The state is stepping into the library’s financial fray.
According to a letter from the Maryland Department of Education, the governing entity that oversees all libraries, the state will conduct quarterly audits of the library’s 2009 corrective plan; monitor the library’s financial process until it is no longer operating with a deficit; and send a representative to conduct on-site checks and training with the Board of Trustees. The news came as a response to a letter written by the county commissioners requesting an emergency audit. The commissioners have no legal power over the library board or its director.
The county’s Chief Financial Officer Pat Merritt said, “Hopefully that will help us find the ‘missing’ $26,000 in original grant funds.”
The $26,000 was part of a capital improvement grant for the library renovation, a project the county funded initially with the understanding the county funds would be reimbursed by the library when the grant money came in. However, the state cut the grant amount last fall and notified the library, who failed to notify the county.
The library has also turned over credit card statements and Board meeting minutes in an attempt to explain the $100,000 deficit it is currently operating with.
County Administrator Susie Hayman said the commissioners requested any documents that supported the Board’s approval to go over past budgets. Reading from a memo she said, “The response we got from Library Director Jerry Keiser was: ‘The library does not have any internal documents authorizing expenditures in excess of budgeted amounts, because procedures did not require any.’”
In response Commissioner William Pickrum said, “Unfortunately, I think officials that have oversight of our library in the state missed this one. Whether they were asleep at the switch I don’t know.”
Hayman and Merritt have not had a chance to go over all the credit card statements, but already some things are “jumping out,” Hayman said. In particular is a $4,000 charge in Key West, Fla. during a library/writers’ convention.
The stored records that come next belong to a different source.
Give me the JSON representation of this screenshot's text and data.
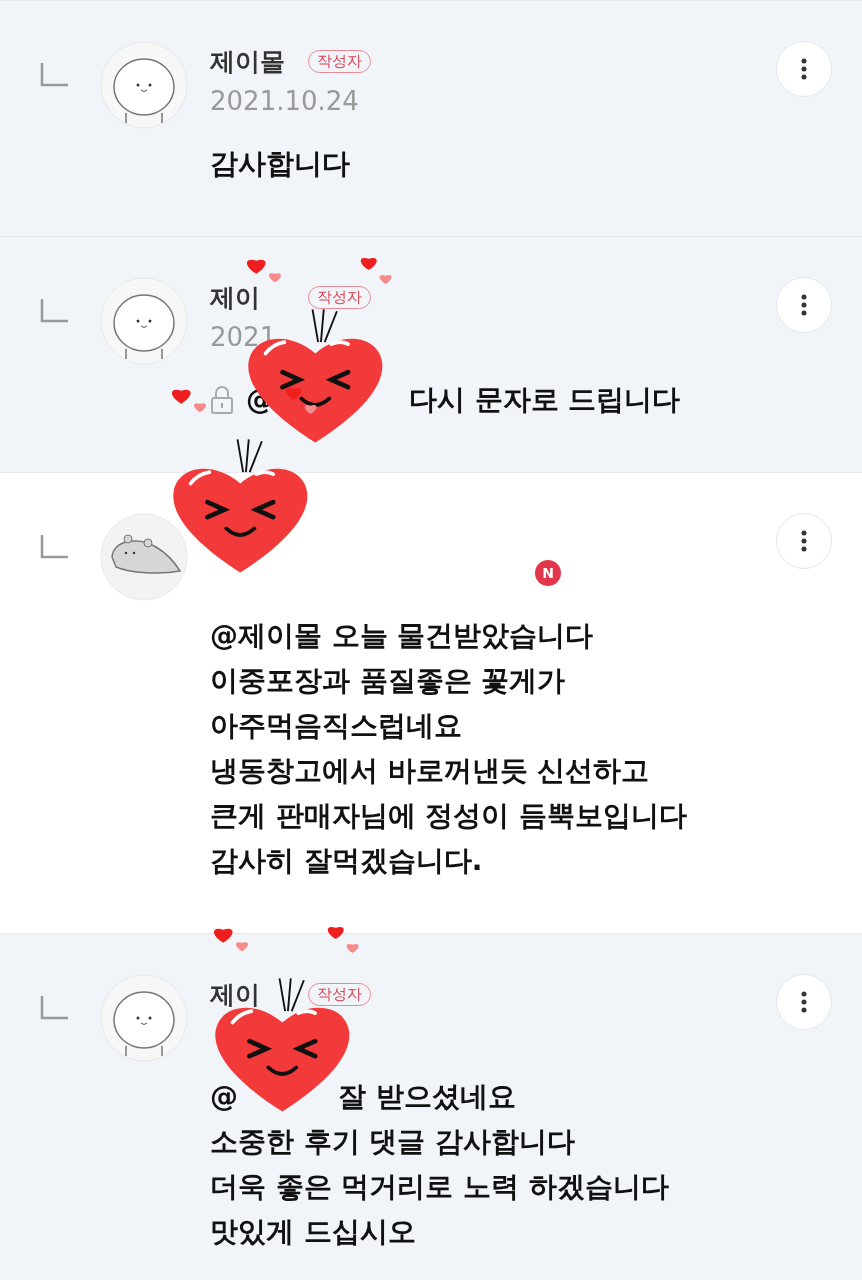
{
  "comments": [
    {
      "highlighted": true,
      "avatar": {
        "kind": "blob"
      },
      "author": "제이몰",
      "author_badge": "작성자",
      "date": "2021.10.24",
      "locked": false,
      "message_lines": [
        "감사합니다"
      ]
    },
    {
      "highlighted": true,
      "avatar": {
        "kind": "blob"
      },
      "author": "제이",
      "author_badge": "작성자",
      "date": "2021",
      "locked": true,
      "mention": "@",
      "message_lines": [
        "다시 문자로 드립니다"
      ]
    },
    {
      "highlighted": false,
      "avatar": {
        "kind": "lizard"
      },
      "new_badge": "N",
      "locked": false,
      "message_lines": [
        "@제이몰 오늘 물건받았습니다",
        "이중포장과 품질좋은 꽃게가",
        "아주먹음직스럽네요",
        "냉동창고에서 바로꺼낸듯 신선하고",
        "큰게 판매자님에 정성이 듬뿍보입니다",
        "감사히 잘먹겠습니다."
      ]
    },
    {
      "highlighted": true,
      "avatar": {
        "kind": "blob"
      },
      "author": "제이",
      "author_badge": "작성자",
      "locked": false,
      "mention": "@",
      "message_lines": [
        "잘 받으셨네요",
        "소중한 후기 댓글 감사합니다",
        "더욱 좋은 먹거리로 노력 하겠습니다",
        "맛있게 드십시오"
      ]
    }
  ]
}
“There are four different charges for more than $900 each … the Key West Hotel bill is more than $4,000,” Hayman said.
Merritt said that one of the line items that were over-spent in the 2009 budget was travel and once she and Hayman have the time to look at everything “we’ll have a better idea of how the money was spent.”
Audience members questioned how the Board of Trustees could let the library get into such financial straights and why the director had not resigned.
“We’re talking about volunteers here … I do think some things were kept from them (the Board),” Commissioner Ron Fithian said. “There’s a way for them to fix this. They’ll have to make some tough decisions, but they can fix this. They have told us they know this is their responsibility, and they want to make it right.”
Speaking from the audience, John Vail questioned the Board’s response to the library’s financial troubles, and whether they were really taking the matter seriously.
“I’ve worked in Human Resources all my life and we know that the Board of Trustees reprimanded him (Keiser),” Vail noted. “You don’t reprimand someone when you intend to fire them. They obviously think it’s ok and enough. You [commissioners] need to send a letter to them that as the main funding source you don’t have faith in their director and they need to replace him.”
While both Fithian and Pickrum agreed with Vail’s assessment, they declined to make any requests for personnel changes in a letter to the library. They would, however, ask that a revised budget be adopted by Aug. 17; ask the Board to account for the $26,000 in grant funds; and ask for the Board’s position on the additional money the county paid to cover construction costs.
The next Board of Trustee’s meeting is scheduled for Wednesday, Aug. 4 at 3 p.m. in the yellow building in the library’s parking lot. According to an agenda posted on the library’s Web site, the Board intends to discuss the Fiscal Year 2011 budget.